▶ TASK DESCRIPTION: From the entries below, work out how many lines contain the string "duration"; answer with the number alone.

─── DATA SUPPLIED

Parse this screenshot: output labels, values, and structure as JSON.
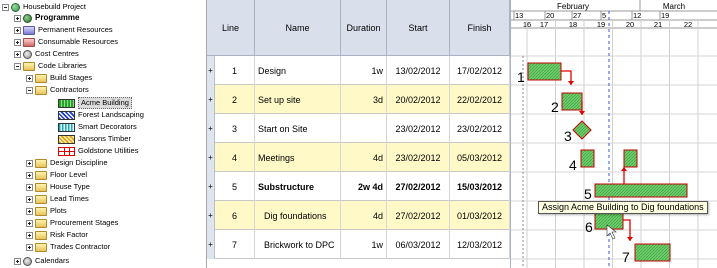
{
  "tree": {
    "items": [
      {
        "label": "Housebuild Project",
        "bold": false
      },
      {
        "label": "Programme",
        "bold": true
      },
      {
        "label": "Permanent Resources",
        "bold": false
      },
      {
        "label": "Consumable Resources",
        "bold": false
      },
      {
        "label": "Cost Centres",
        "bold": false
      },
      {
        "label": "Code Libraries",
        "bold": false
      },
      {
        "label": "Build Stages",
        "bold": false
      },
      {
        "label": "Contractors",
        "bold": false
      },
      {
        "label": "Acme Building",
        "bold": false
      },
      {
        "label": "Forest Landscaping",
        "bold": false
      },
      {
        "label": "Smart Decorators",
        "bold": false
      },
      {
        "label": "Jansons Timber",
        "bold": false
      },
      {
        "label": "Goldstone Utilities",
        "bold": false
      },
      {
        "label": "Design Discipline",
        "bold": false
      },
      {
        "label": "Floor Level",
        "bold": false
      },
      {
        "label": "House Type",
        "bold": false
      },
      {
        "label": "Lead Times",
        "bold": false
      },
      {
        "label": "Plots",
        "bold": false
      },
      {
        "label": "Procurement Stages",
        "bold": false
      },
      {
        "label": "Risk Factor",
        "bold": false
      },
      {
        "label": "Trades Contractor",
        "bold": false
      },
      {
        "label": "Calendars",
        "bold": false
      }
    ]
  },
  "grid": {
    "headers": {
      "line": "Line",
      "name": "Name",
      "duration": "Duration",
      "start": "Start",
      "finish": "Finish"
    },
    "rows": [
      {
        "line": "1",
        "name": "Design",
        "duration": "1w",
        "start": "13/02/2012",
        "finish": "17/02/2012",
        "yellow": false,
        "bold": false,
        "indent": false
      },
      {
        "line": "2",
        "name": "Set up site",
        "duration": "3d",
        "start": "20/02/2012",
        "finish": "22/02/2012",
        "yellow": true,
        "bold": false,
        "indent": false
      },
      {
        "line": "3",
        "name": "Start on Site",
        "duration": "",
        "start": "23/02/2012",
        "finish": "23/02/2012",
        "yellow": false,
        "bold": false,
        "indent": false
      },
      {
        "line": "4",
        "name": "Meetings",
        "duration": "4d",
        "start": "23/02/2012",
        "finish": "05/03/2012",
        "yellow": true,
        "bold": false,
        "indent": false
      },
      {
        "line": "5",
        "name": "Substructure",
        "duration": "2w 4d",
        "start": "27/02/2012",
        "finish": "15/03/2012",
        "yellow": false,
        "bold": true,
        "indent": false
      },
      {
        "line": "6",
        "name": "Dig foundations",
        "duration": "4d",
        "start": "27/02/2012",
        "finish": "01/03/2012",
        "yellow": true,
        "bold": false,
        "indent": true
      },
      {
        "line": "7",
        "name": "Brickwork to DPC",
        "duration": "1w",
        "start": "06/03/2012",
        "finish": "12/03/2012",
        "yellow": false,
        "bold": false,
        "indent": true
      }
    ],
    "row_marker": "+"
  },
  "gantt": {
    "months": [
      "February",
      "March"
    ],
    "weeks": [
      "13",
      "20",
      "27",
      "5",
      "12",
      "19"
    ],
    "days": [
      "16",
      "17",
      "18",
      "19",
      "20",
      "21",
      "22"
    ],
    "labels": [
      "1",
      "2",
      "3",
      "4",
      "5",
      "6",
      "7"
    ],
    "bar_color": "#6fcf6f",
    "bar_border": "#c00000",
    "arrow_color": "#e00000"
  },
  "tooltip": "Assign Acme Building to Dig foundations"
}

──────

▶ TASK RESULT: 8